◆ WORK TO COMPLETE
Whenever a line in the entries below contains "name", copy that line.

(Beginning of PROVIDED DATA)

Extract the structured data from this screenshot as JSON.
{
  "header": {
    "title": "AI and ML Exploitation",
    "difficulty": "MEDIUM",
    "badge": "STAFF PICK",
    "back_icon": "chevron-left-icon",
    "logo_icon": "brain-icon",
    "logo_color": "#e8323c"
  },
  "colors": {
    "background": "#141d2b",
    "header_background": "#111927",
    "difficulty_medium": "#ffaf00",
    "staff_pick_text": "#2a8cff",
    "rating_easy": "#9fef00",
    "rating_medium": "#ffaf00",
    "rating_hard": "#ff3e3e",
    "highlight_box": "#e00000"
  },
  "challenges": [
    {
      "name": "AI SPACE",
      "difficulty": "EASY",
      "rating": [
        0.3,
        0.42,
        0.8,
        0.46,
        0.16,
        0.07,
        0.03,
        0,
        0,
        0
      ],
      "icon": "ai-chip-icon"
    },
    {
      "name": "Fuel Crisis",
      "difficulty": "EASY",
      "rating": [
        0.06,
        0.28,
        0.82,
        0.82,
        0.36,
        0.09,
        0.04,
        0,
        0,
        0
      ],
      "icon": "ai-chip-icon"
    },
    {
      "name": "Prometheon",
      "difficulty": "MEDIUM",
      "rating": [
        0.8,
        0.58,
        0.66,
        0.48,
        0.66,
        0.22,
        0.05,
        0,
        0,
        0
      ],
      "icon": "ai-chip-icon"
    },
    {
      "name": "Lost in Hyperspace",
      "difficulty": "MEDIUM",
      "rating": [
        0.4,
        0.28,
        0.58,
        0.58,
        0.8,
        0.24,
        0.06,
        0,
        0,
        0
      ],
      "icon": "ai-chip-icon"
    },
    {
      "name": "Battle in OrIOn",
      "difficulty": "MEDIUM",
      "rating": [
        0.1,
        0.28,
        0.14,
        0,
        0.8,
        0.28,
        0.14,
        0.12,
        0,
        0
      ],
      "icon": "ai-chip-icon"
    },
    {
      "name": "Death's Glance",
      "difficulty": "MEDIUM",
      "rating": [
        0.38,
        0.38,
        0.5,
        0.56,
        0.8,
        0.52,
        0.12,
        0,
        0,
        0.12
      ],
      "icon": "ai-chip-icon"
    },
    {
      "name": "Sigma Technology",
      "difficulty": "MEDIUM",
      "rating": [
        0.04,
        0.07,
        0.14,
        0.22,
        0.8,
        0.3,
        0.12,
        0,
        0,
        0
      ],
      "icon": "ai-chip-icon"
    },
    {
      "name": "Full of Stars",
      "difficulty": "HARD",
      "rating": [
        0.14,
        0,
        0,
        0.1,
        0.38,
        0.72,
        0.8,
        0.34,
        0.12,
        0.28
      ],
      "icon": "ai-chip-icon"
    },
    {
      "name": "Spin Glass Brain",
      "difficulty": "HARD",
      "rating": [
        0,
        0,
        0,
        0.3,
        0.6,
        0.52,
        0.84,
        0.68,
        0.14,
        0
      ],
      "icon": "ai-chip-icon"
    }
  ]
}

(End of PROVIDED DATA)

◆ SOLUTION TO THE PROBLEM
      "name": "AI SPACE",
      "name": "Fuel Crisis",
      "name": "Prometheon",
      "name": "Lost in Hyperspace",
      "name": "Battle in OrIOn",
      "name": "Death's Glance",
      "name": "Sigma Technology",
      "name": "Full of Stars",
      "name": "Spin Glass Brain",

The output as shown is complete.